Winter driving preparation – top tips and driving myths AD

There is a definite chill in the air and with quite a few weekends on the road ahead of me I am already thinking about preparing my car for winter driving. Just this weekend I replaced my rear wiper and installed new LED headlights but that is not all the winter preparation that I need to do. ATS challenged me to conduct some research as part of the ATS Euromaster Winter Driving Myth Challenge. I asked friends and family to take a look at some common misconceptions regarding winter driving whether they thought some statements were true or false and I have to say I was pretty amazed at some of the responses.

Check your tyres

Did you know that the amount of road traffic accidents increases by 20% during the winter? One of the main reasons for this is due to tyre health. Driving on underinflated tyres or ones without enough grip can be very dangerous in icy or wet weather and mean that you can lose control of your car. Ensuring that you have tyres that are appropriate for the weather and that they have enough grip will make a huge difference. Winter tyres are ideal for snow and ice as they have an enhanced grip. One of the questions I asked was True or False, you can mix winter tyres with summer or all-season ones for the best effect. No one fell for that one and everyone marked it as False. It is definitely not a good idea. Another myth that is easily dispelled is the fact that you should add extra weight to improve traction. This is wrong, in fact in front-wheel-drive cars too much weight in the boot can have the opposite effect.
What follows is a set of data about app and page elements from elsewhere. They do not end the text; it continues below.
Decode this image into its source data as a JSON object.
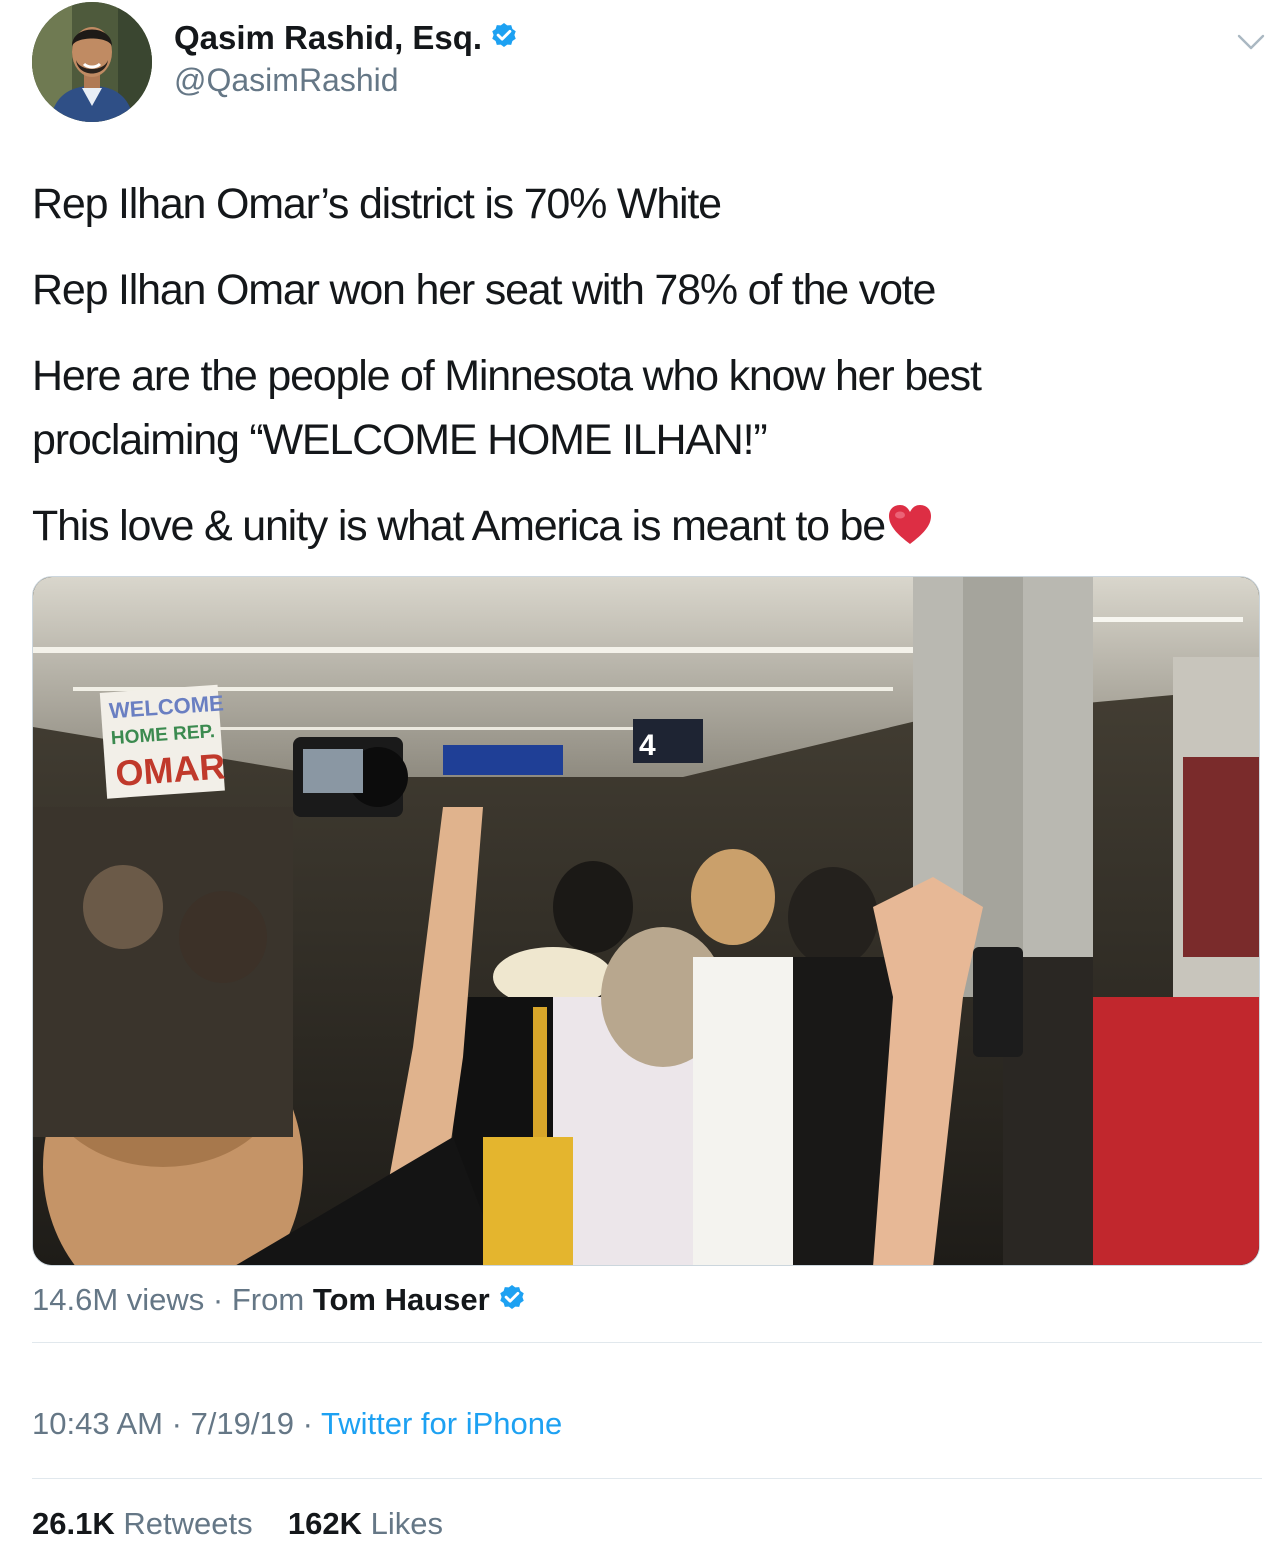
{
  "author": {
    "display_name": "Qasim Rashid, Esq.",
    "handle": "@QasimRashid",
    "verified": true,
    "avatar_icon": "profile-photo"
  },
  "menu": {
    "icon": "chevron-down-icon"
  },
  "tweet": {
    "lines": [
      "Rep Ilhan Omar’s district is 70% White",
      "Rep Ilhan Omar won her seat with 78% of the vote",
      "Here are the people of Minnesota who know her best proclaiming “WELCOME HOME ILHAN!”",
      "This love & unity is what America is meant to be"
    ],
    "emoji": "red-heart-icon"
  },
  "media": {
    "type": "video",
    "sign_text": [
      "WELCOME",
      "HOME REP.",
      "OMAR"
    ],
    "gate_sign": "4"
  },
  "video_meta": {
    "views": "14.6M views",
    "separator": "·",
    "from_label": "From",
    "from_author": "Tom Hauser",
    "from_verified": true
  },
  "timestamp": {
    "time": "10:43 AM",
    "date": "7/19/19",
    "separator": "·",
    "source": "Twitter for iPhone"
  },
  "stats": {
    "retweets_count": "26.1K",
    "retweets_label": "Retweets",
    "likes_count": "162K",
    "likes_label": "Likes"
  },
  "colors": {
    "text": "#14171a",
    "secondary": "#657786",
    "link": "#1da1f2",
    "verified": "#1da1f2",
    "divider": "#e1e8ed"
  }
}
Be prepared to de-ice your car

Having everything you need to de-ice your car in your boot means that you will be prepared no matter where you are. I always keep a scraper and a bottle of de-icer in the car as well as a sponge to demist the windows if needed. One thing you should never do is use hot water to de-ice your car, this is a widely believed myth and it can cause your windscreen to crack, a lot of people still do this one and thought it was ok. Did you know that you can be fined for leaving the engine running while you’re defrosting your car? No, over 80% of the people I asked didn’t either and neither did I. You should never leave your engine running whilst stationary and if you get out of your car and it gets stolen whilst it is running your insurance probably won’t pay out either. You also don’t need to warm up your engine before you start driving in the cold which did catch out some of the older drivers who answered my questions. This is because modern cars are built so this is not required.

winter driving, row of cars covered in snow and it is snowing
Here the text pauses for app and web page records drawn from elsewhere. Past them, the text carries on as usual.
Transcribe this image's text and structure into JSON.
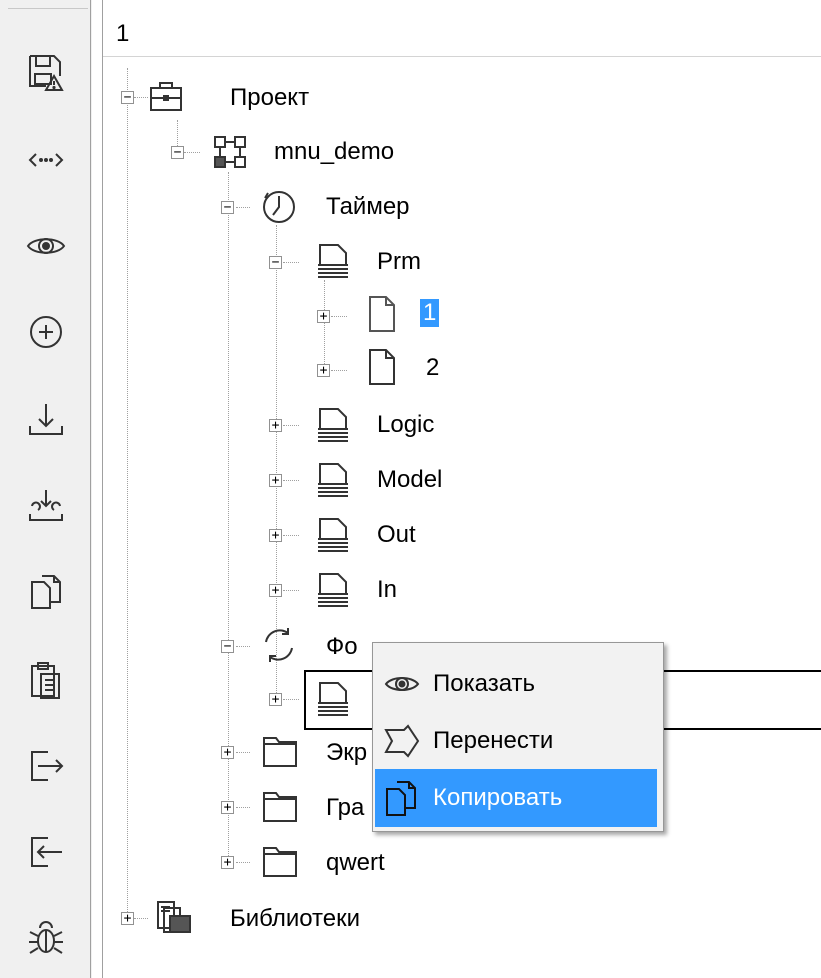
{
  "toolbar": {
    "buttons": [
      {
        "icon": "save-warning-icon"
      },
      {
        "icon": "code-arrows-icon"
      },
      {
        "icon": "eye-icon"
      },
      {
        "icon": "add-circle-icon"
      },
      {
        "icon": "download-icon"
      },
      {
        "icon": "import-icon"
      },
      {
        "icon": "copy-icon"
      },
      {
        "icon": "clipboard-icon"
      },
      {
        "icon": "export-icon"
      },
      {
        "icon": "login-icon"
      },
      {
        "icon": "bug-icon"
      }
    ]
  },
  "tree": {
    "header": "1",
    "root": {
      "label": "Проект",
      "icon": "briefcase-icon"
    },
    "mnu_demo": {
      "label": "mnu_demo",
      "icon": "network-icon"
    },
    "timer": {
      "label": "Таймер",
      "icon": "clock-icon"
    },
    "prm": {
      "label": "Prm",
      "icon": "stack-icon"
    },
    "item1": {
      "label": "1",
      "icon": "page-icon",
      "selected": true
    },
    "item2": {
      "label": "2",
      "icon": "page-icon"
    },
    "logic": {
      "label": "Logic",
      "icon": "stack-icon"
    },
    "model": {
      "label": "Model",
      "icon": "stack-icon"
    },
    "out": {
      "label": "Out",
      "icon": "stack-icon"
    },
    "in": {
      "label": "In",
      "icon": "stack-icon"
    },
    "phone": {
      "label": "Фо",
      "icon": "refresh-icon"
    },
    "screens": {
      "label": "Экр",
      "icon": "folder-icon"
    },
    "graphs": {
      "label": "Гра",
      "icon": "folder-icon"
    },
    "qwert": {
      "label": "qwert",
      "icon": "folder-icon"
    },
    "libraries": {
      "label": "Библиотеки",
      "icon": "library-icon"
    }
  },
  "context_menu": {
    "items": [
      {
        "label": "Показать",
        "icon": "eye-icon"
      },
      {
        "label": "Перенести",
        "icon": "move-arrow-icon"
      },
      {
        "label": "Копировать",
        "icon": "copy-icon",
        "highlighted": true
      }
    ]
  },
  "colors": {
    "selection": "#3399ff",
    "toolbar_bg": "#f0f0f0",
    "menu_bg": "#f2f2f2"
  }
}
Plan for a winter breakdown

Ok, I know this may seem a little odd but believe me, you will be happy that you prepared in advance. Not only do you want to make sure you have suitable breakdown cover, but you should also pop a winter emergency kit in the car. Sadly, it is not a legal requirement to have one, but it will make a huge difference if you need it. This should include blankets, warm clothes, and waterproof coats, a small shovel, torch, phone charger, non-perishable snacks, and bottles of water. My kit also includes high visibility vests for us all and our tyre inflator just in case we get a slow puncture so I can get us to the nearest garage or services without having to wait in the cold by the side of the road. These kits are also really useful, especially when travelling as a family or if you end up stuck on the motorway due to an accident.

Check your car is ready for winter driving

There are some easy checks that you can do on your car that will make winter driving a lot easier. Topping up your windscreen wash, checking your oil levels, ensuring your windscreen wipers are in good working order and that all of your headlights are working are easy things to do at home that will help keep your car safe on the road. For me, headlights are really important especially in the winter when I am driving in the dark more frequently. The bulbs we had previously were not bright enough to make me feel safe when driving on an unlit motorway, yet I also didn’t want to dazzle oncoming drivers. Winter is also the time of fog and snow and knowing how to use your lights during these conditions is really important. One of the common winter driving misconceptions is that you should be driving with more lights on when it is snowing but that is false. Over 70% of the people I asked thought that high beams or fog lights would help when it is snowing. If you are driving when the visibility is reduced due to snow extra lights will not help and instead, you should use dipped headlights, drive at a slower steady speed and keep your distance from the car in front as braking distances will be greatly increased.

As someone who does a lot of winter driving, I was not caught out by the ATS Euromaster Winter Driving Myth Challenge although I was surprised that car crime decreases on Christmas day and Boxing day, although I suppose even car thieves like to celebrate Christmas. Are you ready for all the winter driving you have coming up?

winter driving, winter road with frost on itt

This post is a collaboration with ATS Euromaster, but all thoughts and findings are my own